So. Pandemic reading. I have been familiar with Mr. O’Brien’s writing for decades but somehow this one escaped me. It is not long, but it is a not a read straight through book. It is powerful, moving, scary, heartbreaking. It took me some time to get all the way through.
This book is a series of stories with thematic and character continuity throughout. It is autobiographical but doesn’t read as autobiography in every way, it reads as story populated by the author and the other characters. That those characters may well have been real in the author’s life doesn’t really enter into the reader’s consciousness until the author adds a personal narrative. This happens with some regularity throughout the stories but doesn’t negate their power as story. The author actually talks, in the story, about the power of story.
Although this is overall an amazing work, what held me most is the author’s grasp of imagery. His descriptive passages are compelling, almost mesmerizing whether he is describing something so awful that it is unimaginable or something beautiful.
“He would’ve explained how it was still raining, and how the clouds were pasted to the field, and how the mortar rounds seemed to come right out of the clouds. Everything was black and wet. The field just exploded. Rain and slop and shrapnel, nowhere to run, and all they could do was worm down into the slime and cover up and wait.”
Maybe this isn’t the best example but it goes on to describe what it is like to sink into a field of shit completely so I thought I would stop there. His images are often of the horrors of war. In another gruesome passage he describes working in a pig slaughterhouse in meticulous detail. Some of the best are when he describes feelings, what is happening to the person, or himself, internally. In one particularly moving passage he describes the imagined life and feelings of a young Vietnamese man who has been killed and is lying in the path in front of them.

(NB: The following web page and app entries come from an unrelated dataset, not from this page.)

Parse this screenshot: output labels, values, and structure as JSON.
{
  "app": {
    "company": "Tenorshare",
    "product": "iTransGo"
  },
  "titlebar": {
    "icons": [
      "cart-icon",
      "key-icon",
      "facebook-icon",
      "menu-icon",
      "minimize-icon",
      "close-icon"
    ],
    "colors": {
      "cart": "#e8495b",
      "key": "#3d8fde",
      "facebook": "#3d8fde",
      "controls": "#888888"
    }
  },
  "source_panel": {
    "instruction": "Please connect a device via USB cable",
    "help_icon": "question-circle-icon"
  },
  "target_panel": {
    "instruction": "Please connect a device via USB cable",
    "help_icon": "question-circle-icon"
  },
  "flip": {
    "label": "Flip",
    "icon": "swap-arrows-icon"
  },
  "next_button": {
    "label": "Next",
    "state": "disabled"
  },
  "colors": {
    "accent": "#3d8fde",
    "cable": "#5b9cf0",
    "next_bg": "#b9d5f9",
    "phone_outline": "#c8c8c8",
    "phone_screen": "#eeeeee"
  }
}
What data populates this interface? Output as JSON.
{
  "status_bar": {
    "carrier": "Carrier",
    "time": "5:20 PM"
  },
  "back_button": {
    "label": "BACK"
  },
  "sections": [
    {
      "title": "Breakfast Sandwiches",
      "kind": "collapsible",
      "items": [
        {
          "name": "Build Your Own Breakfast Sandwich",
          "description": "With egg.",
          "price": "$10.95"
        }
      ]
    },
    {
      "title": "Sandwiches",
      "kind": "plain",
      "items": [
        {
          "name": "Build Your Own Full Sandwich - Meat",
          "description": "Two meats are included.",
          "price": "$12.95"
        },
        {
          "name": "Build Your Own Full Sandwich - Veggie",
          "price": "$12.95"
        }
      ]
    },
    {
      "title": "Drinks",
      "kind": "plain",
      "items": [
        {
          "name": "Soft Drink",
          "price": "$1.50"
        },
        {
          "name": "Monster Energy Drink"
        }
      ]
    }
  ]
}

“He had no stomach for violence. He loved mathematics. His eyebrows were thin and arched like a woman’s, and at school the boys sometimes teased him about how pretty he was, the arched eyebrows and long shapely fingers, and on the playground they mimicked a woman’s walk and made fun of his smooth skin and his love for mathematics.”
Reading this, you forget that he is looking at a destroyed corpse in the path, imagining the life of the dead man. This is all part of the internal life of the author/narrator/character described objectively but felt subjectively.
I find it hard to describe here the power of Mr. O’Brien’s writing. Some of it has to do with the subject matter, the Vietnam war. Much of it has to do with the intensity of emotion with which he writes. A very great deal of it has to do with his control over his writing and imagery. Every word is careful and has purpose and intention. Reading this little book is a master class in writing.